Now there is in Jerusalem near the Sheep Gate a pool, which in Aramaic is called Bethesda and which is surrounded by five covered colonnades.
Now there is in Jerusalem by the sheep gate a pool, which is called in Hebrew Bethesda, having five porticoes.
Inside the city, near the Sheep Gate, was the pool of Bethesda, with five covered porches.
Near the Sheep Gate in Jerusalem there was a pool, in Hebrew called [Bethesda], with five alcoves.
Now in Jerusalem near the sheep-market there is a public bath which in Hebrew is named Beth-zatha. It has five doorways.
Now in Jerusalem by the Sheep Gate there is a pool, called in Hebrew Beth-zatha, which has five porticoes.
Now there is in Jerusalem by the Sheep Gate a pool, which is called in Hebrew, Bethesda, having five porches.
|NET © [draft] ITL|
|NET © Notes||
1 tn Regarding the use of the present tense ἐστιν (estin) and its implications for the dating of the Gospel of John, see the article by D. B. Wallace, “John 5,2 and the Date of the Fourth Gospel,” Bib 71 (1990): 177-205.

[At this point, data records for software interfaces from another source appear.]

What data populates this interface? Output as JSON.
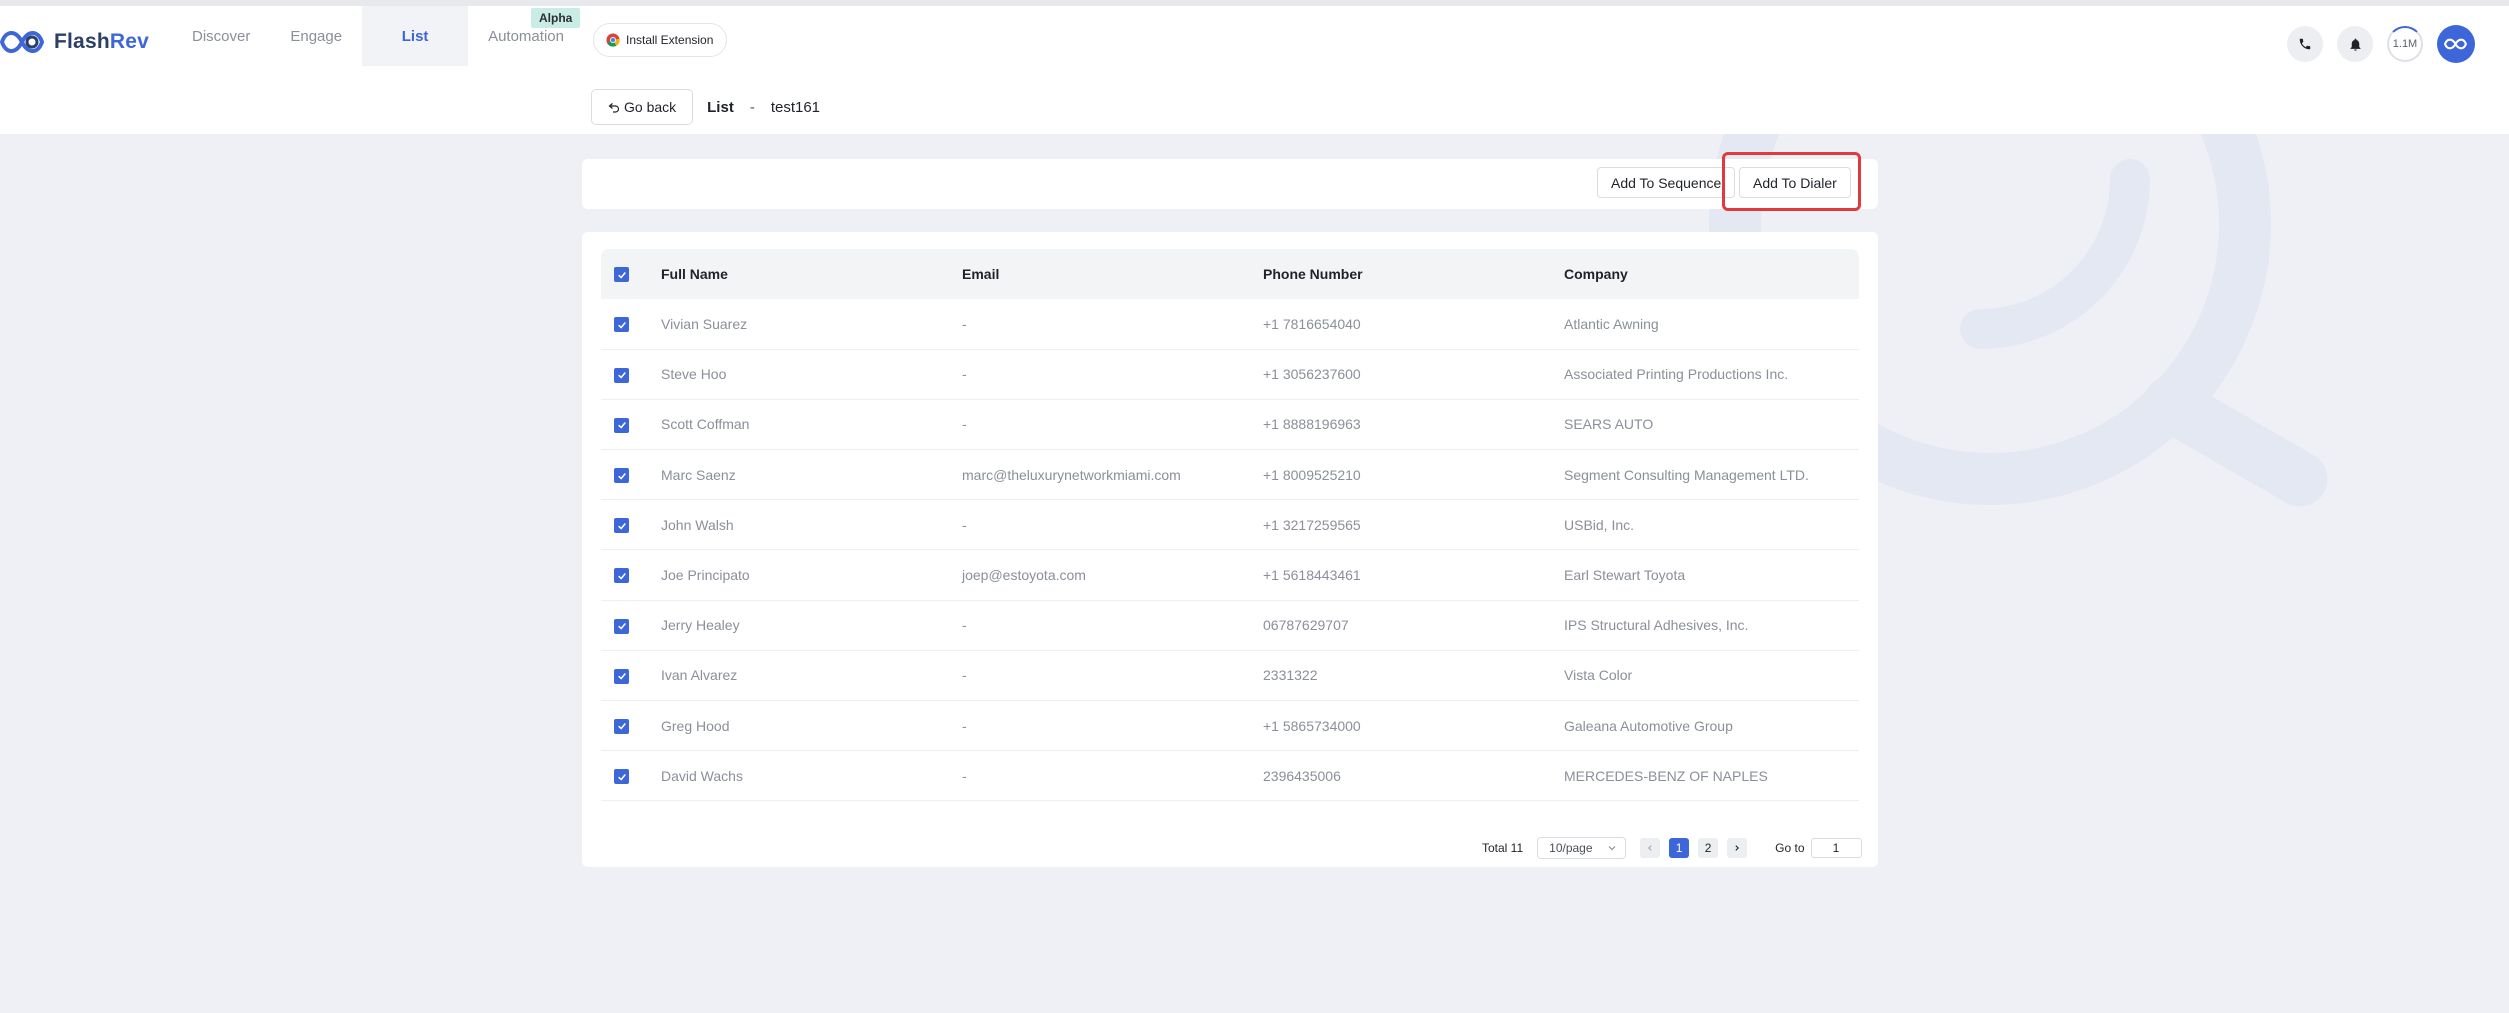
{
  "app": {
    "brand_prefix": "Flash",
    "brand_suffix": "Rev"
  },
  "nav": {
    "items": [
      {
        "label": "Discover"
      },
      {
        "label": "Engage"
      },
      {
        "label": "List"
      },
      {
        "label": "Automation"
      }
    ],
    "alpha_badge": "Alpha",
    "install_extension": "Install Extension"
  },
  "header_right": {
    "credits": "1.1M"
  },
  "subbar": {
    "go_back": "Go back",
    "section": "List",
    "separator": "-",
    "list_name": "test161"
  },
  "actions": {
    "add_to_sequence": "Add To Sequence",
    "add_to_dialer": "Add To Dialer"
  },
  "table": {
    "columns": [
      "Full Name",
      "Email",
      "Phone Number",
      "Company"
    ],
    "rows": [
      {
        "name": "Vivian Suarez",
        "email": "-",
        "phone": "+1 7816654040",
        "company": "Atlantic Awning"
      },
      {
        "name": "Steve Hoo",
        "email": "-",
        "phone": "+1 3056237600",
        "company": "Associated Printing Productions Inc."
      },
      {
        "name": "Scott Coffman",
        "email": "-",
        "phone": "+1 8888196963",
        "company": "SEARS AUTO"
      },
      {
        "name": "Marc Saenz",
        "email": "marc@theluxurynetworkmiami.com",
        "phone": "+1 8009525210",
        "company": "Segment Consulting Management LTD."
      },
      {
        "name": "John Walsh",
        "email": "-",
        "phone": "+1 3217259565",
        "company": "USBid, Inc."
      },
      {
        "name": "Joe Principato",
        "email": "joep@estoyota.com",
        "phone": "+1 5618443461",
        "company": "Earl Stewart Toyota"
      },
      {
        "name": "Jerry Healey",
        "email": "-",
        "phone": "06787629707",
        "company": "IPS Structural Adhesives, Inc."
      },
      {
        "name": "Ivan Alvarez",
        "email": "-",
        "phone": "2331322",
        "company": "Vista Color"
      },
      {
        "name": "Greg Hood",
        "email": "-",
        "phone": "+1 5865734000",
        "company": "Galeana Automotive Group"
      },
      {
        "name": "David Wachs",
        "email": "-",
        "phone": "2396435006",
        "company": "MERCEDES-BENZ OF NAPLES"
      }
    ]
  },
  "pagination": {
    "total": "Total 11",
    "page_size": "10/page",
    "pages": [
      "1",
      "2"
    ],
    "current_page": "1",
    "goto_label": "Go to",
    "goto_value": "1"
  },
  "colors": {
    "accent": "#3d67d8",
    "highlight": "#e0393e",
    "alpha_badge": "#c9ece4"
  }
}
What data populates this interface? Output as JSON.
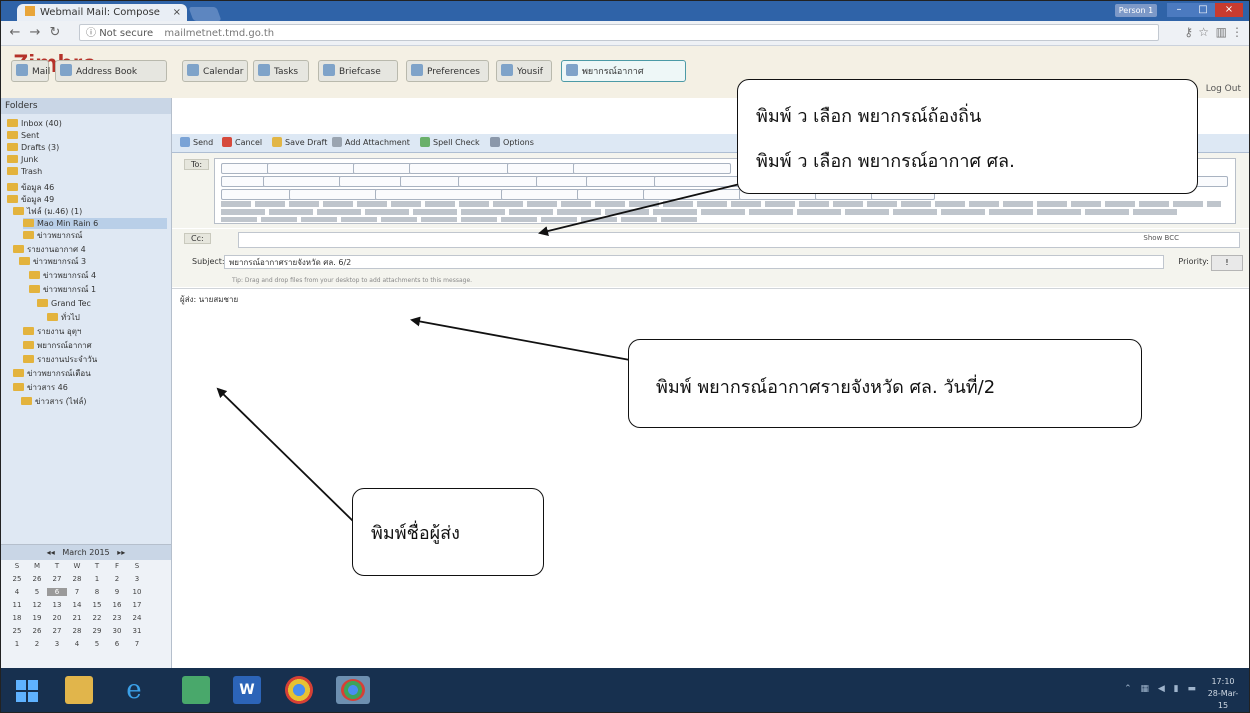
{
  "browser": {
    "tab_title": "Webmail Mail: Compose",
    "address_security": "Not secure",
    "address_url": "mailmetnet.tmd.go.th",
    "user_chip": "Person 1"
  },
  "zimbra": {
    "logo": "Zimbra",
    "logout": "Log Out",
    "app_tabs": [
      "Mail",
      "Address Book",
      "Calendar",
      "Tasks",
      "Briefcase",
      "Preferences",
      "Yousif",
      "พยากรณ์อากาศ"
    ]
  },
  "folders": {
    "header": "Folders",
    "items": [
      "Inbox (40)",
      "Sent",
      "Drafts (3)",
      "Junk",
      "Trash",
      "ข้อมูล 46",
      "ข้อมูล 49",
      "ไฟล์ (ม.46) (1)",
      "Mao Min Rain 6",
      "ข่าวพยากรณ์",
      "รายงานอากาศ 4",
      "ข่าวพยากรณ์ 3",
      "ข่าวพยากรณ์ 4",
      "ข่าวพยากรณ์ 1",
      "Grand Tec",
      "ทั่วไป",
      "รายงาน อุตุฯ",
      "พยากรณ์อากาศ",
      "รายงานประจำวัน",
      "ข่าวพยากรณ์เตือน",
      "ข่าวสาร 46",
      "ข่าวสาร (ไฟล์)"
    ],
    "calendar_header": "March 2015",
    "calendar_rows": [
      [
        "S",
        "M",
        "T",
        "W",
        "T",
        "F",
        "S"
      ],
      [
        "25",
        "26",
        "27",
        "28",
        "1",
        "2",
        "3"
      ],
      [
        "4",
        "5",
        "6",
        "7",
        "8",
        "9",
        "10"
      ],
      [
        "11",
        "12",
        "13",
        "14",
        "15",
        "16",
        "17"
      ],
      [
        "18",
        "19",
        "20",
        "21",
        "22",
        "23",
        "24"
      ],
      [
        "25",
        "26",
        "27",
        "28",
        "29",
        "30",
        "31"
      ],
      [
        "1",
        "2",
        "3",
        "4",
        "5",
        "6",
        "7"
      ]
    ]
  },
  "compose": {
    "toolbar": [
      "Send",
      "Cancel",
      "Save Draft",
      "Add Attachment",
      "Spell Check",
      "Options"
    ],
    "to_label": "To:",
    "cc_label": "Cc:",
    "show_bcc": "Show BCC",
    "subject_label": "Subject:",
    "subject_value": "พยากรณ์อากาศรายจังหวัด ศล. 6/2",
    "priority_label": "Priority:",
    "priority_value": "!",
    "tip": "Tip: Drag and drop files from your desktop to add attachments to this message.",
    "body_text": "ผู้ส่ง: นายสมชาย"
  },
  "taskbar": {
    "clock_time": "17:10",
    "clock_date": "28-Mar-15"
  },
  "annotations": {
    "forecast_line1": "พิมพ์ ว เลือก พยากรณ์ถ้องถิ่น",
    "forecast_line2": "พิมพ์ ว เลือก พยากรณ์อากาศ ศล.",
    "subject_note": "พิมพ์ พยากรณ์อากาศรายจังหวัด ศล. วันที่/2",
    "sender_note": "พิมพ์ชื่อผู้ส่ง"
  }
}
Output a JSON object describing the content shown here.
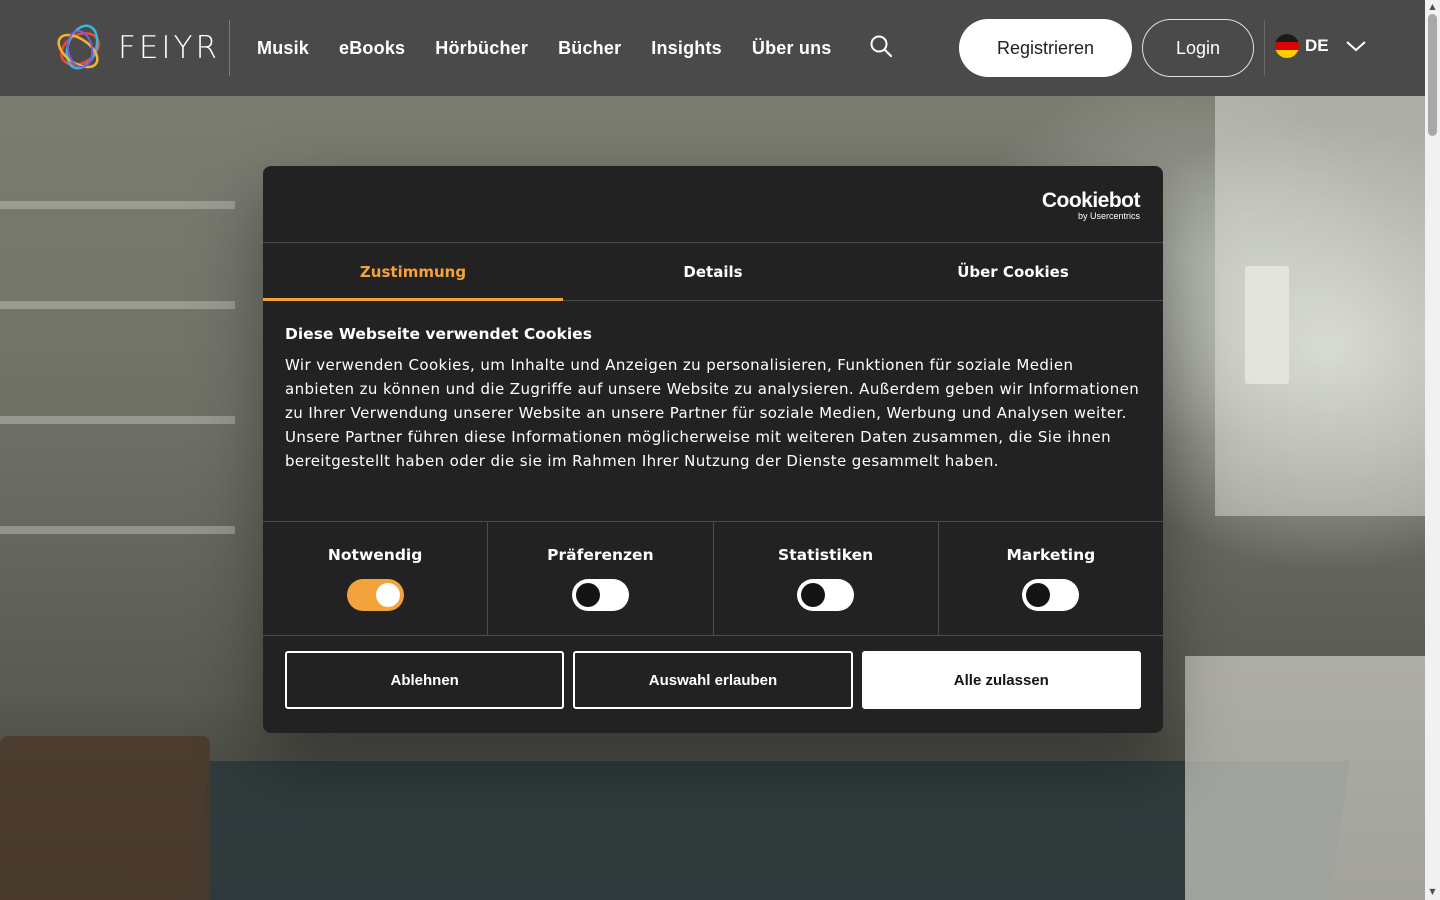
{
  "header": {
    "logo_text": "FEIYR",
    "nav": [
      {
        "label": "Musik"
      },
      {
        "label": "eBooks"
      },
      {
        "label": "Hörbücher"
      },
      {
        "label": "Bücher"
      },
      {
        "label": "Insights"
      },
      {
        "label": "Über uns"
      }
    ],
    "search_icon": "search-icon",
    "register_label": "Registrieren",
    "login_label": "Login",
    "language": {
      "code": "DE",
      "flag": "germany-flag-icon"
    }
  },
  "cookie_dialog": {
    "brand": {
      "name": "Cookiebot",
      "sub": "by Usercentrics"
    },
    "tabs": [
      {
        "label": "Zustimmung",
        "active": true
      },
      {
        "label": "Details",
        "active": false
      },
      {
        "label": "Über Cookies",
        "active": false
      }
    ],
    "title": "Diese Webseite verwendet Cookies",
    "text": "Wir verwenden Cookies, um Inhalte und Anzeigen zu personalisieren, Funktionen für soziale Medien anbieten zu können und die Zugriffe auf unsere Website zu analysieren. Außerdem geben wir Informationen zu Ihrer Verwendung unserer Website an unsere Partner für soziale Medien, Werbung und Analysen weiter. Unsere Partner führen diese Informationen möglicherweise mit weiteren Daten zusammen, die Sie ihnen bereitgestellt haben oder die sie im Rahmen Ihrer Nutzung der Dienste gesammelt haben.",
    "toggles": [
      {
        "label": "Notwendig",
        "on": true
      },
      {
        "label": "Präferenzen",
        "on": false
      },
      {
        "label": "Statistiken",
        "on": false
      },
      {
        "label": "Marketing",
        "on": false
      }
    ],
    "buttons": {
      "reject": "Ablehnen",
      "allow_selection": "Auswahl erlauben",
      "allow_all": "Alle zulassen"
    }
  },
  "colors": {
    "accent": "#f4a23c",
    "header_bg": "#4a4a4a",
    "dialog_bg": "#232222"
  }
}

2 tn The site of the miracle is also something of a problem: προβατικῇ (probatikh) is usually taken as a reference to the Sheep Gate near the temple. Some (R. E. Brown and others) would place the word κολυμβήθρα (kolumbhqra) with προβατικῇ to read “in Jerusalem, by the Sheep Pool, there is (another pool) with the Hebrew name.” This would imply that there is reference to two pools in the context rather than only one. This does not seem necessary (although it is a grammatical possibility). The gender of the words does not help since both are feminine (as is the participle ἐπιλεγομένη [epilegomenh]). Note however that Brown’s suggestion would require a feminine word to be supplied (for the participle ἐπιλεγομένη to modify). The traditional understanding of the phrase as a reference to the Sheep Gate near the temple appears more probably correct.
3 tc Some
sn On the location of the pool called Bethzatha, the double-pool of St. Anne is the probable site, and has been excavated; the pools were trapezoidal in shape, 165 ft (49.5 m) wide at one end, 220 ft (66 m) wide at the other, and 315 ft (94.5 m) long, divided by a central partition. There were colonnades (rows of columns) on all 4 sides and on the partition, thus forming the five covered walkways mentioned in John 5:2. Stairways at the corners permitted descent to the pool.
4 tn Grk “in Hebrew.”
5 tn Or “porticoes,” or “colonnades”; Grk “stoas.”
sn The pool had five porticoes. These were covered walkways formed by rows of columns supporting a roof and open on the side facing the pool. People could stand, sit, or walk on these colonnaded porches, protected from the weather and the heat of the sun.